Click here for his scholar-in-residence blog, "City of Refuge."
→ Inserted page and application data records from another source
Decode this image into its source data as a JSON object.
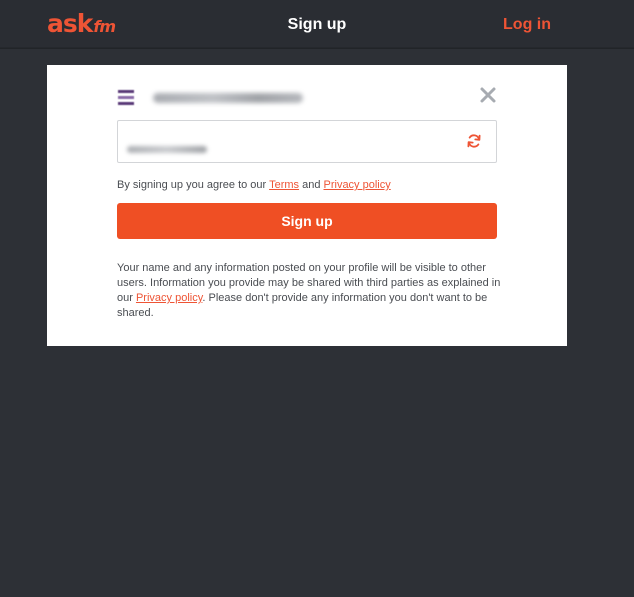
{
  "header": {
    "logo_ask": "ask",
    "logo_fm": "fm",
    "title": "Sign up",
    "login_label": "Log in"
  },
  "modal": {
    "terms_prefix": "By signing up you agree to our ",
    "terms_link": "Terms",
    "terms_and": " and ",
    "privacy_link": "Privacy policy",
    "signup_label": "Sign up",
    "info_before": "Your name and any information posted on your profile will be visible to other users. Information you provide may be shared with third parties as explained in our ",
    "info_link": "Privacy policy",
    "info_after": ". Please don't provide any information you don't want to be shared."
  },
  "colors": {
    "brand": "#ee5435",
    "button": "#ef4f24",
    "background": "#2d3036",
    "panel": "#ffffff"
  },
  "icons": {
    "close": "close-icon",
    "refresh": "refresh-icon",
    "account": "account-avatar-icon"
  }
}
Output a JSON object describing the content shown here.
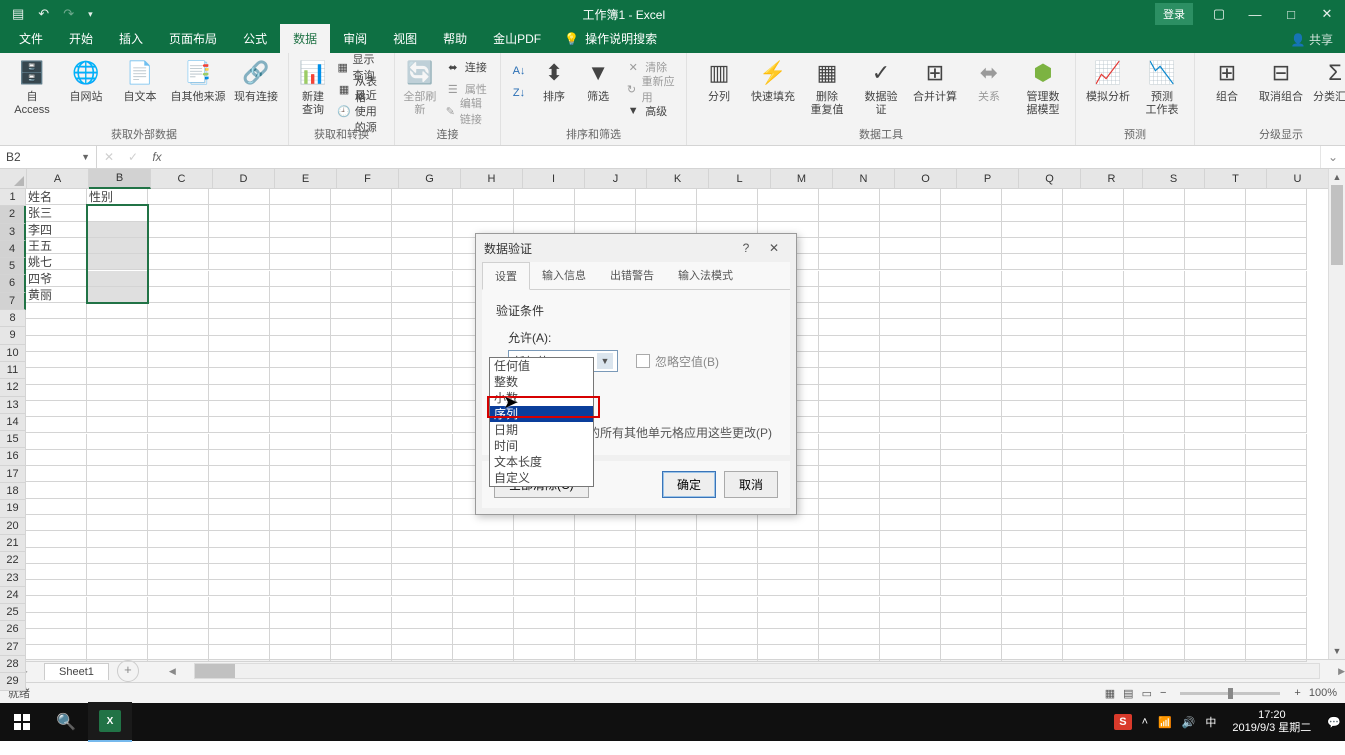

“Lost Afro-Asian Worlds: Black/Filipino Speculative Histories” is an experimental public humanities project, focusing on the radical imagination of black and Filipino transpacific imagination across the 20th century. Its work, centered on a blog (“City of Refuge”), is guided by three broad questions: How did these migrants—black soldiers, educators, and intellectuals in the colony; Filipino students, laborers, and radicals in the metropole—imagine the future? What relationship did the worlds they imagine have to those groups who might be imagined as their legatees, including Afro-Filipinos on both sides of the Pacific and later waves of Filipino transpacific migration? What might blackness and Filipino-ness come to mean in a world beyond white supremacy?